  19. 19.
    Christou NV, Sampalis JS, Liberman M, et al. Surgery decreases long-term mortality, morbidity, and health care use in morbidly obese patients. Ann Surg 2004;240:416–23.CrossRefGoogle Scholar
  20. 20.
    le Roux CW, Aylwin SJ, Batterham RL, et al. Gut hormone profiles following bariatric surgery favor an anorectic state, facilitate weight loss, and improve metabolic parameters. Ann Surg 2006;243:108–14.CrossRefGoogle Scholar
  21. 21.
    Young EA, Taylor MM, Taylor MK, et al. Gastric stapling for morbid obesity: gastrointestinal response in a rat model. Am J Clin Nutr 1984;40:293–302.CrossRefGoogle Scholar
  22. 22.
    Tichansky DS, Boughter JD Jr, Harper J, et al. Gastric bypass surgery in rats produces weight loss modeling after human gastric bypass. Obes Surg 2008. doi: 10.1007/s11695-008-9556-1.CrossRefGoogle Scholar
  23. 23.
    Geliebter A, Westreich S, Gage D, et al. Intragastric balloon reduces food intake and body weight in rats. Am J Physiol 1986;251:R794–7.PubMedGoogle Scholar
  24. 24.
    Xu Y, Ohinata K, Meguid MM, et al. Gastric bypass model in the obese rat to study metabolic mechanisms of weight loss. J Surg Res 2002;107:56–63.CrossRefGoogle Scholar
  25. 25.
    Furnes MW, Stenstrom B, Tommeras K, et al. Feeding behavior in rats subjected to gastrectomy or gastric bypass surgery. Eur Surg Res 2008;40:279–88.CrossRefGoogle Scholar
  26. 26.
    Borg CM, le Roux CW, Ghatei MA, et al. Biliopancreatic diversion in rats is associated with intestinal hypertrophy and with increased GLP-1, GLP-2 and PYY levels. Obes Surg 2007;17:1193–8.CrossRefGoogle Scholar
  27. 27.
    Guijarro A, Suzuki S, Chen C, et al. Characterization of weight loss and weight regain mechanisms after Roux-en-Y gastric bypass in rats. Am J Physiol Regul Integr Comp Physiol 2007;293:R1474–89.CrossRefGoogle Scholar
  28. 28.
    Sánchez-Cabezudo Díaz-Guerra C, Larrad-Jiménez A. Analysis of weight loss with the biliopancreatic diversion of Larrad: absolute failures or relative successes? Obes Surg 2002;12:249–52.CrossRefGoogle Scholar
  29. 29.
    Sjostrom L, Lindroos AK, Peltonen M, et al. Lifestyle, diabetes, and cardiovascular risk factors 10 years after bariatric surgery. N Engl J Med 2004;351:2683–93.CrossRefGoogle Scholar
  30. 30.
    Ballantyne GH, Gumbs A, Modlin IM. Changes in insulin resistance following bariatric surgery and the adipoinsular axis: role of the adipocytokines, leptin, adiponectin and resistin. Obes Surg 2005;15:692–9.CrossRefGoogle Scholar
  31. 31.
    Ballantyne GH. Peptide YY(1–36) and peptide YY(3–36): part II. Changes after gastrointestinal surgery and bariatric surgery. Obes Surg 2006;16:795–803.CrossRefGoogle Scholar
  32. 32.
    Rubino F, Forgione A, Cummings DE, et al. The mechanism of diabetes control after gastrointestinal bypass surgery reveals a role of the proximal small intestine in the pathophysiology of type 2 diabetes. Ann Surg 2006;244:741–9.CrossRefGoogle Scholar

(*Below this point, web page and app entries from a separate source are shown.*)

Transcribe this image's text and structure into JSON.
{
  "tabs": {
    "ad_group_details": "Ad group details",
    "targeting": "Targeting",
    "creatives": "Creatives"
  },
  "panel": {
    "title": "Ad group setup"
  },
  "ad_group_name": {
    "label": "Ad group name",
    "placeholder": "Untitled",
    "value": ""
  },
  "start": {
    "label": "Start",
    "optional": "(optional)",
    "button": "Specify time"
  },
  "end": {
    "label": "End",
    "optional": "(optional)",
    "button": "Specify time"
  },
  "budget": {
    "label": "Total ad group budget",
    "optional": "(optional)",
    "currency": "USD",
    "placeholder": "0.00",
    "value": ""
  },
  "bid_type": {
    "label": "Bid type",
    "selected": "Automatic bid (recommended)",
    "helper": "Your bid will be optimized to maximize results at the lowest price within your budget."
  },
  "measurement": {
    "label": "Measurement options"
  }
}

Copyright information

© Springer Science + Business Media, LLC 2008

Authors and Affiliations

  • Hugo Mendieta-Zerón
    • 1
    • 5
  • Álvaro Larrad-Jiménez
    • 2
    • 5
    Email author
  • Gema Frühbeck
    • 3
    • 4
    • 5
  • Katia Da Boit
    • 1
    • 5
  • C. Diéguez
    • 1
    • 5
  1. 1.Department of Physiology, School of MedicineUniversity of Santiago de Compostela (USC)Santiago de CompostelaSpain
  2. 2.General and Digestive Surgery Service, Endocrinometabolic Surgery UnitHospital QuirónMadridSpain
  3. 3.Metabolic Research Laboratory, Clínica Universitaria de NavarraUniversity of NavarraPamplonaSpain
  4. 4.Department of Endocrinology, Clínica Universitaria de NavarraUniversity of NavarraPamplonaSpain
  5. 5.CIBER de Fisiopatología de la Obesidad y Nutrición (CIBEROBN)Instituto de Salud Carlos IIIMadridSpain

Personalised recommendations